By Jamie Sharma
Understanding how your dog is dealing with different scenarios or a variety of environments is much more elaborate than the average loose tail wag and hanging tongue. Sometimes that lack in knowledge leads to less than desirable outcomes. Everyday there are close to 1,000 people in the U.S. needing emergency care due to a dog bite. (Statistic from www.dogsbite.org). Every. Single. One. Could be prevented. The only guaranteed prevention is education.
Most people understand body language to a degree. The common floppy tongue, loose body with a wide tail wag and relaxed eyes and ears tell you a dog is comfortable. What if I told you a dog can communicates discomfort with a lick/tongue flick, yawning, an exposed belly, wide eyes or a "smile" with squinted eyes? Things get a little more complex than you think.
This doesn't mean you need to run out and enroll in animal behavior courses, although that would be helpful, you need to start with the basics of body language. This is where positive reinforcement training classes come into play. Outside of learning basic obedience, training classes with a certified professional trainer can help you understand your dog's emotional and physical response to different situations, environments and people. Once you understand these emotions and behaviors you are able to address, solve and prevent the negative behaviors and in addition help your dog have a calmer and happier experience. One of the biggest and most important decisions you will need to make is finding a dog trainer and program that not only addresses issues but a trainer you are comfortable with and who teaches you canine behavior, not just basic obedience. A trainer who understands and teaches positive, force-free methods. It is equally important you find a trainer who understands you, your goals and helps you understand the meaning behind your dog's behaviors, good and bad.
A dog's reaction to his/her environment is going to depend on the collective experiences he/she has had leading up to the reaction. This means, if a dog is never exposed to a trash can on the sidewalk or has a bad experience with one, it will likely display fearful behaviors, such as barking, growling, lunging on the leash or attempting to escape, making it difficult to walk near or be around one. The dog will likely not be able to pay attention to the handler or perform even the simplest tasks. This scenario will likely be leaving you AND your dog frustrated. Using positive methods to address this issue will help improve yours and your dog's experience.
The First Step
First thing is first, in order to fix a problem you will need to understand why it is happening. In this case, the trash can is the problem and it is happening due to a lack of exposure or bad history. Sometimes using desensitization can help the dog overcome the fear but this isn't the fix for every dog. You have to understand your dog's emotion from your dog's perception not your own or how YOU think YOU would feel. The first step to take is observing your dog's physical demeanor that leads him/her through all of the behaviors he/she exhibits when encountering the trash can. An example is: the dog's ears, face and body are stiff and alert.

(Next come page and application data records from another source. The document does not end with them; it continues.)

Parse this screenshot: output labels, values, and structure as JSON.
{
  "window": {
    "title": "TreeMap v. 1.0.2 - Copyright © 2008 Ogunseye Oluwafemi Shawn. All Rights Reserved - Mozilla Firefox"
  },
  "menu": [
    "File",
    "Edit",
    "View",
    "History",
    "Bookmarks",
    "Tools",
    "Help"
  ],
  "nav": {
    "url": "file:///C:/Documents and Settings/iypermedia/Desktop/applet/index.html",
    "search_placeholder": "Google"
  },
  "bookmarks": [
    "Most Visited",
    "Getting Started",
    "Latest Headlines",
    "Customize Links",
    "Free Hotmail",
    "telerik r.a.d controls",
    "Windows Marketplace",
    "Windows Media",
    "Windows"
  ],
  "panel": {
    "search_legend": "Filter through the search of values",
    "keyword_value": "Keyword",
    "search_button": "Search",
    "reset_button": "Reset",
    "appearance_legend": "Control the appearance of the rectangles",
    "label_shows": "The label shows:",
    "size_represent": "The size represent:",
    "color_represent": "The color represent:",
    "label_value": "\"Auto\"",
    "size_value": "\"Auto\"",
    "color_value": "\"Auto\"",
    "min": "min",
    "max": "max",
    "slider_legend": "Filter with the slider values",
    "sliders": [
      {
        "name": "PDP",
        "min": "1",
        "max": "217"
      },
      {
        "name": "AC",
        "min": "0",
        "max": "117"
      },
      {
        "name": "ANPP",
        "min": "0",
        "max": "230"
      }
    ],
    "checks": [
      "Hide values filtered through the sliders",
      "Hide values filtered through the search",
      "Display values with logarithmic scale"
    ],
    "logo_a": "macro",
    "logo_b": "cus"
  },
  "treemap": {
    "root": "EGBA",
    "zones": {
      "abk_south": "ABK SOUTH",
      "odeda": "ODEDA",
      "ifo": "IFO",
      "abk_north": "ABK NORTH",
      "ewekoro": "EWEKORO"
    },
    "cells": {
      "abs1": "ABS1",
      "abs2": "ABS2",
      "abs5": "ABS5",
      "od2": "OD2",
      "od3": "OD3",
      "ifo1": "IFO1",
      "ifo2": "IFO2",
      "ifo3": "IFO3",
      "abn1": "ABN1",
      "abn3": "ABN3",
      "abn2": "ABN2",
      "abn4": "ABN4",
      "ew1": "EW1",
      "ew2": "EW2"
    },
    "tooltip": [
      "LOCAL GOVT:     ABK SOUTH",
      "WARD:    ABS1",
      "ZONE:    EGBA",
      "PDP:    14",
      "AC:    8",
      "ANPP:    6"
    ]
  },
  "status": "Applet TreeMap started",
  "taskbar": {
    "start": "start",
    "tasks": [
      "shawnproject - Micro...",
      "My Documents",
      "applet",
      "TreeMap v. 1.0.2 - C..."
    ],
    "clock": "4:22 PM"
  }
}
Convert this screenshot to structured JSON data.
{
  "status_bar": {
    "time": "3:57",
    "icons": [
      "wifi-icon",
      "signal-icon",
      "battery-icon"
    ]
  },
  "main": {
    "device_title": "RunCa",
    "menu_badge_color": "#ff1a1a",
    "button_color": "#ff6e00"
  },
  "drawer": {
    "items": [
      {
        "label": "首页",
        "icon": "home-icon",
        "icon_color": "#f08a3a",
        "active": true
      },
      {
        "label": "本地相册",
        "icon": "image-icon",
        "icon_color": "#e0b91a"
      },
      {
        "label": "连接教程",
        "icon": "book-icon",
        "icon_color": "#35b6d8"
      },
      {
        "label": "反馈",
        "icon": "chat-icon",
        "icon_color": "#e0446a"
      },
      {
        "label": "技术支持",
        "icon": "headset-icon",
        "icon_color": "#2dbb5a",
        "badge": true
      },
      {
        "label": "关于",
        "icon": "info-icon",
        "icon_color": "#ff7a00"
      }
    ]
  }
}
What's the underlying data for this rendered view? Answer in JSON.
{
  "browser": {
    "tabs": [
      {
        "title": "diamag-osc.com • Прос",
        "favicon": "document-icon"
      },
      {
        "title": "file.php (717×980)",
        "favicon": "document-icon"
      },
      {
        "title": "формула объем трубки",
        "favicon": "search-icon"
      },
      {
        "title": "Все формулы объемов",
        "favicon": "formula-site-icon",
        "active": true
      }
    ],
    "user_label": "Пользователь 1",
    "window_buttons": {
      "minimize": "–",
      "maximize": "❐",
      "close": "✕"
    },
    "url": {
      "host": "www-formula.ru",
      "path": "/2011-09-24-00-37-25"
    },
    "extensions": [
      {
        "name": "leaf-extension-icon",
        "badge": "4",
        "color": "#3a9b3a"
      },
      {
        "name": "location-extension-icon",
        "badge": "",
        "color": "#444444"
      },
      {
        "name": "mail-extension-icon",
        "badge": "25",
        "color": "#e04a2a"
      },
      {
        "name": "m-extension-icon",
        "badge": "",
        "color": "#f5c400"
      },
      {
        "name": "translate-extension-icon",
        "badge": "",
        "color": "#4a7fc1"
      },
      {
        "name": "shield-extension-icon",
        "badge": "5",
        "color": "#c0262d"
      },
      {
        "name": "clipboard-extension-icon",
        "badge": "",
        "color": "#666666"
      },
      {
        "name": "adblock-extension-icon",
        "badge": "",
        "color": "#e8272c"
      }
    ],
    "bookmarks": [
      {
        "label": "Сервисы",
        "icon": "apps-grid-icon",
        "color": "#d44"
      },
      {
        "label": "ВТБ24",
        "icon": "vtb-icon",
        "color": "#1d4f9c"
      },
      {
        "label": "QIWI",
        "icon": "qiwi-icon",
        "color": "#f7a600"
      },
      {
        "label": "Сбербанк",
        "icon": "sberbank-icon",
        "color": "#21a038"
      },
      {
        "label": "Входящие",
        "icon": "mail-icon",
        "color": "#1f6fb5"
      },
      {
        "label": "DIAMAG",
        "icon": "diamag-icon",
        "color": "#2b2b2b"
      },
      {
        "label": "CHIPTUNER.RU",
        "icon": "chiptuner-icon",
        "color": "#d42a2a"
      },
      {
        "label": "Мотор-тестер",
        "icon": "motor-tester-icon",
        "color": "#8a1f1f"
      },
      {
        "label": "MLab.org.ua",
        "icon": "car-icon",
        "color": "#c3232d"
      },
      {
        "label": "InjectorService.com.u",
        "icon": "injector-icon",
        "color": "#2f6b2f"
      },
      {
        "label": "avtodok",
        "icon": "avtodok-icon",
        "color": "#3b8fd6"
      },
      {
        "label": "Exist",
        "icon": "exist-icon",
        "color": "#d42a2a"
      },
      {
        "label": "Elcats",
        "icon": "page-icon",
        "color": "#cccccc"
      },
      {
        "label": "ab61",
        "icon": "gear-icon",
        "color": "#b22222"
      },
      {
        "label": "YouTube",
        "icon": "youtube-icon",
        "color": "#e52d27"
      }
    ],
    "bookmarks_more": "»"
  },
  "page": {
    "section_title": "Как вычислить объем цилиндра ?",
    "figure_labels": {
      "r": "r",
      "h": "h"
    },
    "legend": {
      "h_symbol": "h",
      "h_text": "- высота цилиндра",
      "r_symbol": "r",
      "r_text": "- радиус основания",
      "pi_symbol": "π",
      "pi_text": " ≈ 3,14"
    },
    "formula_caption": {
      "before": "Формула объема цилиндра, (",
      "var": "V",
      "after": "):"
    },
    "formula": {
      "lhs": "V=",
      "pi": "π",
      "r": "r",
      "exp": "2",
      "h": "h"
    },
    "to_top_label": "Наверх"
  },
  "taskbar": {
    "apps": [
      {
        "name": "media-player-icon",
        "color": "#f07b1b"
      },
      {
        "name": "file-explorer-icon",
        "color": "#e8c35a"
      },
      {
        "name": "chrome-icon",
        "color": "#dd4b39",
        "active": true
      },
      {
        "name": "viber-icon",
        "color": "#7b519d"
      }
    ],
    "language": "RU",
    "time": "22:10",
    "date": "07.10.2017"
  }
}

The tail is straight up and the dog is leaning forward to observe the trash can instead of taking a step towards it. OR the dog is trying to back away and keep itself as far away as physically possible. It may also be trying to thrash around in hopes of breaking free from the collar/leash/harness to flee. These are observations that need to be carefully observed and completely understood before addressing a solution. In addition to these observations, it is important to also observe the behaviors and body language your dog exhibits BEFORE and AFTER. If you are able to recognize and understand the first signs of distress, you will be able to help your dog improve his/her experience around the trash can thus being able to calmly walk by or near a trash can.
Ready, Set, Go!
If you are ready to not just train your dog but also understand the language he/she is fluent in thus creating a strong positive bond, its time to sign up! What are you waiting for? Training should be fun, encouraging and successful. Send me a message or visit my Facebook page, "The Human Canine Connection by Jamie the Dog Trainer", contact me and let's chat!